» Description of the task:
Collect from the data below each line with "have".

________________________

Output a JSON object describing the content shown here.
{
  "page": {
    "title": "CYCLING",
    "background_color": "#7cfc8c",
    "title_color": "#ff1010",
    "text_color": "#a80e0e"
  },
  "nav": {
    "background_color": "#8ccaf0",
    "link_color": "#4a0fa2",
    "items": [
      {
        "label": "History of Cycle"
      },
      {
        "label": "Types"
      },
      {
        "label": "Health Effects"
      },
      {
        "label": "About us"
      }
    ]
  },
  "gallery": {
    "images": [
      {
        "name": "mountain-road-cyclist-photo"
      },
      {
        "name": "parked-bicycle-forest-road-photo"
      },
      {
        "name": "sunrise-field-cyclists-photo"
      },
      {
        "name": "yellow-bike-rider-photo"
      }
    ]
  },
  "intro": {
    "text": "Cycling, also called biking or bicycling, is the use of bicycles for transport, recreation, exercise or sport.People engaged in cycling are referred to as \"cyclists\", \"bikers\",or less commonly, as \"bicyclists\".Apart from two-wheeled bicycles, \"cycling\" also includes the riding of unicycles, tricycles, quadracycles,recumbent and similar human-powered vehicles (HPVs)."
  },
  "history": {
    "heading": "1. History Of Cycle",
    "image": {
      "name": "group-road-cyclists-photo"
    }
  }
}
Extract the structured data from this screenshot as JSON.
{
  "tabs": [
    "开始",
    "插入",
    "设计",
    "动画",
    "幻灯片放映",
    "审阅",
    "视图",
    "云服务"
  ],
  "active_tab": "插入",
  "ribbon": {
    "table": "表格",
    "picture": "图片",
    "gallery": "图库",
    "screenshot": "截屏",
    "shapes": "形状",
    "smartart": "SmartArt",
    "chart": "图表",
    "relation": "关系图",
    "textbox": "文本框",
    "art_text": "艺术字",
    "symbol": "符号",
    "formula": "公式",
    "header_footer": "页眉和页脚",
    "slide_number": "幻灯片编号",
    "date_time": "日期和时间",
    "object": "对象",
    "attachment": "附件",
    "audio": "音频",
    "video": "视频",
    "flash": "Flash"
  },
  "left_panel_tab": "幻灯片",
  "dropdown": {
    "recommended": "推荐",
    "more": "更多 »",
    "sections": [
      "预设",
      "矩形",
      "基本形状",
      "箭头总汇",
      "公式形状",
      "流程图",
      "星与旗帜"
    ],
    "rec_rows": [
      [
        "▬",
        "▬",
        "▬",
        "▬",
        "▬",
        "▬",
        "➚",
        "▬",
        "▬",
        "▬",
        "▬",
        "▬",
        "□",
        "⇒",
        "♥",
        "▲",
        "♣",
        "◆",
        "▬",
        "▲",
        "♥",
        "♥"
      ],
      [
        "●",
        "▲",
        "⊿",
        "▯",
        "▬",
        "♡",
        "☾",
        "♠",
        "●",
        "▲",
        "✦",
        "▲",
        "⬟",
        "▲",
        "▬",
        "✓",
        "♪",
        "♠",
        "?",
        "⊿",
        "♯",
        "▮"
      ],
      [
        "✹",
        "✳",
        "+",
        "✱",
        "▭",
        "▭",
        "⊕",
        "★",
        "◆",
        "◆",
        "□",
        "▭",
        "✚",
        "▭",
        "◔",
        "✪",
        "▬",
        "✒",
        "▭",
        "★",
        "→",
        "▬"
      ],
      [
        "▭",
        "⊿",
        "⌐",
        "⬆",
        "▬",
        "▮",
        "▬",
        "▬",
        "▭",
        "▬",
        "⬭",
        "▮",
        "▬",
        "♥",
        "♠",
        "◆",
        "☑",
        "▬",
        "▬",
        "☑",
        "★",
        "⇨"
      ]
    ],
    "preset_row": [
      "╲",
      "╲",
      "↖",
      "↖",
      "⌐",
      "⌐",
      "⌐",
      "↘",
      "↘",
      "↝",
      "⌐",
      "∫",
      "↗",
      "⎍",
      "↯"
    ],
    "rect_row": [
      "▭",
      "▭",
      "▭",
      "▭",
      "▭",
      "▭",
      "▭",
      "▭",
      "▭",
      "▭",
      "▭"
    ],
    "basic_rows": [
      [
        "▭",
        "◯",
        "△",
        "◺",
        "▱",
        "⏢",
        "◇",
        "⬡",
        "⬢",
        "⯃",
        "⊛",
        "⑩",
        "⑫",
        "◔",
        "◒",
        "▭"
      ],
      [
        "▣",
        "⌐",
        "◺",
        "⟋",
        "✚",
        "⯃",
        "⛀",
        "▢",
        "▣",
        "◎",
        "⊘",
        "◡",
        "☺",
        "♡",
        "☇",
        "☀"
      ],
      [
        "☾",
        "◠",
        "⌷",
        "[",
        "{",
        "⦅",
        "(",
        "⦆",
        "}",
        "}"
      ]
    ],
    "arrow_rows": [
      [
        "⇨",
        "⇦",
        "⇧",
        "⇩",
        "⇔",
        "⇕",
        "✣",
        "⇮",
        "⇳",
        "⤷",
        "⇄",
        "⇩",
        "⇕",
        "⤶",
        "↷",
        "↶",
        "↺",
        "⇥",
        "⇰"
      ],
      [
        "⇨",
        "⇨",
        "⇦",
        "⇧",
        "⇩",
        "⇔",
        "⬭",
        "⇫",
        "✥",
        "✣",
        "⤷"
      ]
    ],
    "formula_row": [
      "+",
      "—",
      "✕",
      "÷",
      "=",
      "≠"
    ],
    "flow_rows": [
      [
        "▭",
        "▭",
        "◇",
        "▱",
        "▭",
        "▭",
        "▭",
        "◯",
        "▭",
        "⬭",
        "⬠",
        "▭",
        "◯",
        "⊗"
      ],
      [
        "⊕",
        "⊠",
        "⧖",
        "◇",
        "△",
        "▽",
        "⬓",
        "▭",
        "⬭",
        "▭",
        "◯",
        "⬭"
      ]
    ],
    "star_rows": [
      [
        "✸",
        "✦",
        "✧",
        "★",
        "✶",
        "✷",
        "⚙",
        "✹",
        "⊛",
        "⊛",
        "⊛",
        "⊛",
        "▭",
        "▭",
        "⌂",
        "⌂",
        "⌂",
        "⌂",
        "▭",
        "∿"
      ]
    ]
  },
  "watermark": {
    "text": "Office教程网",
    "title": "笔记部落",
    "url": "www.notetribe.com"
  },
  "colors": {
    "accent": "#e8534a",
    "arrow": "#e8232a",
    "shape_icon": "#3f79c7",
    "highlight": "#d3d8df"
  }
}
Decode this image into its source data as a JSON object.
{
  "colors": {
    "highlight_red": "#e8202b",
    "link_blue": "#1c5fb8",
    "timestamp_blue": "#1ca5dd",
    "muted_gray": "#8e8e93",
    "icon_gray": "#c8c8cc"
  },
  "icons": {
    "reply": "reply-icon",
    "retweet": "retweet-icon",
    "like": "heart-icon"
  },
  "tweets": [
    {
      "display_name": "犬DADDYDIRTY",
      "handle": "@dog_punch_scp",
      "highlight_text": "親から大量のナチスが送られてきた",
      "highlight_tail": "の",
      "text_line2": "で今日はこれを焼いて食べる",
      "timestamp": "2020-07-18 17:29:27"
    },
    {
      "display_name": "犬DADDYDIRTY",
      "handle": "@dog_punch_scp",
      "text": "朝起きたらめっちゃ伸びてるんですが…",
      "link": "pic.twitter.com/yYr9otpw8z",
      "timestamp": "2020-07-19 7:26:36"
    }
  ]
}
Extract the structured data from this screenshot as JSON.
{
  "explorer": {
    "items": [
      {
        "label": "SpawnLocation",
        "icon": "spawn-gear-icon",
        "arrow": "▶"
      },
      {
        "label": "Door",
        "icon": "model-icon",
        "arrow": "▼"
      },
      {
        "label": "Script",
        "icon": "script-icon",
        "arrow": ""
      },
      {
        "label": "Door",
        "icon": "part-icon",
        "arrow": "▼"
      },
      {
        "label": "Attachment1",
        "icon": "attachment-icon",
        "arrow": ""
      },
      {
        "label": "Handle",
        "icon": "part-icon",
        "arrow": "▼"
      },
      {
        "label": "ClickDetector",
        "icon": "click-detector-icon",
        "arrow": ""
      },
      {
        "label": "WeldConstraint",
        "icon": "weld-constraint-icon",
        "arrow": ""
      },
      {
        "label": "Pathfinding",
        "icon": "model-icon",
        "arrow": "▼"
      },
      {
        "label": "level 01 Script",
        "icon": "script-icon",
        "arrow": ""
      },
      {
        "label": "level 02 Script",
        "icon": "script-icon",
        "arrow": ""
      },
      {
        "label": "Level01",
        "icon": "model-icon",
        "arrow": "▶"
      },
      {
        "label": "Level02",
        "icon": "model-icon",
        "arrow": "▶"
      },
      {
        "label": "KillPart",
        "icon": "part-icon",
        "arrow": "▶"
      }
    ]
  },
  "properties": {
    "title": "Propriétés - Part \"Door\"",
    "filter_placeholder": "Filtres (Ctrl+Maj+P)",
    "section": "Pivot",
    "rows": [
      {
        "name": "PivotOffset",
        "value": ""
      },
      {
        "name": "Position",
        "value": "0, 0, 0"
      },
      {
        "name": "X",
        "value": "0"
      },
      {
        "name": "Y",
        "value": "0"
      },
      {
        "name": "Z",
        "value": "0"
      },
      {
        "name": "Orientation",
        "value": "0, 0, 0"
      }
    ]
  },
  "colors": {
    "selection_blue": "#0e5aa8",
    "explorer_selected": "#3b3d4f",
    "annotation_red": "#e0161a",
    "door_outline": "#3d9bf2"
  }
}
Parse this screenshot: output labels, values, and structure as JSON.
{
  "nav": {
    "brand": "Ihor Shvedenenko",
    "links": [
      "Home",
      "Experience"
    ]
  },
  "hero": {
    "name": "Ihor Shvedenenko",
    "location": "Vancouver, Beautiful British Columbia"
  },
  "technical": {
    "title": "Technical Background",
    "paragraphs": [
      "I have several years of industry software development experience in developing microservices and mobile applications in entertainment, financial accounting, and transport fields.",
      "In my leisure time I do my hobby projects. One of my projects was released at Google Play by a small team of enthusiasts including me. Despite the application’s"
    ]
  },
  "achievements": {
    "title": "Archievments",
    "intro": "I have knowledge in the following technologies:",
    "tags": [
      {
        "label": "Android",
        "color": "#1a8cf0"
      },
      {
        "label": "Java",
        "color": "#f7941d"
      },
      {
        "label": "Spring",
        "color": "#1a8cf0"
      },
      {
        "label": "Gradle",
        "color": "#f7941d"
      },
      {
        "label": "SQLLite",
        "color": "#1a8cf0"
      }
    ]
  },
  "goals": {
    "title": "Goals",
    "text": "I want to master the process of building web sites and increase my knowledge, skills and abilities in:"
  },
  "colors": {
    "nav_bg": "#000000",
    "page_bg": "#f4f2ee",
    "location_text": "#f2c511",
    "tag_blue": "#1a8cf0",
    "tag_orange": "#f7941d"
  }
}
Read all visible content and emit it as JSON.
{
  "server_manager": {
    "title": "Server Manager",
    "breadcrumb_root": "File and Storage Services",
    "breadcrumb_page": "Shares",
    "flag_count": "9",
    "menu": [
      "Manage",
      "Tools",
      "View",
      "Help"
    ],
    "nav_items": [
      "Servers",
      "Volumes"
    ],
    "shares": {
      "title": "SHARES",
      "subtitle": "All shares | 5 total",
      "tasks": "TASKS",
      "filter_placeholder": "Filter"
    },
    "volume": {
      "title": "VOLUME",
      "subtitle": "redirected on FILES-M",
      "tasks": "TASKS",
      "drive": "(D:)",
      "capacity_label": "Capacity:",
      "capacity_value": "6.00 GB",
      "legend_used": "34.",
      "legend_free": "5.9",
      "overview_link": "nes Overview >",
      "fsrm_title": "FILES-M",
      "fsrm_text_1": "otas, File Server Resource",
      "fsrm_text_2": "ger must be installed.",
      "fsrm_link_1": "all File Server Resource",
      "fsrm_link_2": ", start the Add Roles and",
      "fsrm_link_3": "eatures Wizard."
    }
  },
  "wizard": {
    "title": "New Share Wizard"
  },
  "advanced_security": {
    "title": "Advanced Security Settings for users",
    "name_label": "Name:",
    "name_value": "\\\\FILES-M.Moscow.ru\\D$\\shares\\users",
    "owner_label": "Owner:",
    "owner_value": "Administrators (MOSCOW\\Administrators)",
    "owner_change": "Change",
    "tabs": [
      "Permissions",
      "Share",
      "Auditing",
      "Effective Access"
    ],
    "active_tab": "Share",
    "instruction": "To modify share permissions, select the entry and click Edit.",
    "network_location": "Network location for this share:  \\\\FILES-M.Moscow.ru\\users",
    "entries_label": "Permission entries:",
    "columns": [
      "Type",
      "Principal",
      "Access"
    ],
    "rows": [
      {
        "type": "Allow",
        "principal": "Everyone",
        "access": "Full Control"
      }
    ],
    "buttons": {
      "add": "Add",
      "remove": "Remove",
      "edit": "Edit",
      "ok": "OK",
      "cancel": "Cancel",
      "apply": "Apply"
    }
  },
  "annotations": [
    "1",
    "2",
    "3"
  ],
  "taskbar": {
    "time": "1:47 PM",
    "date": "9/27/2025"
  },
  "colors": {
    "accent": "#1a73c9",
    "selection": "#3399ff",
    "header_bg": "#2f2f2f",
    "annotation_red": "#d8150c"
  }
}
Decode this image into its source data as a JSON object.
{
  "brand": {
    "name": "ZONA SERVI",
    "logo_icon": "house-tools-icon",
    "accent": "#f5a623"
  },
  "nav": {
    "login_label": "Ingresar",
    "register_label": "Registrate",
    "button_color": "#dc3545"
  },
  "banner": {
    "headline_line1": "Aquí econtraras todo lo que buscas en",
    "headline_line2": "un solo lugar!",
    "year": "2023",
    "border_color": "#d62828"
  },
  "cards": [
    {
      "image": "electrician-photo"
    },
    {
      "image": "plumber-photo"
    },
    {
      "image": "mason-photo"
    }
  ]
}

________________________

» Solution to this exercise:
      "I have several years of industry software development experience in developing microservices and mobile applications in entertainment, financial accounting, and transport fields.",
    "intro": "I have knowledge in the following technologies:",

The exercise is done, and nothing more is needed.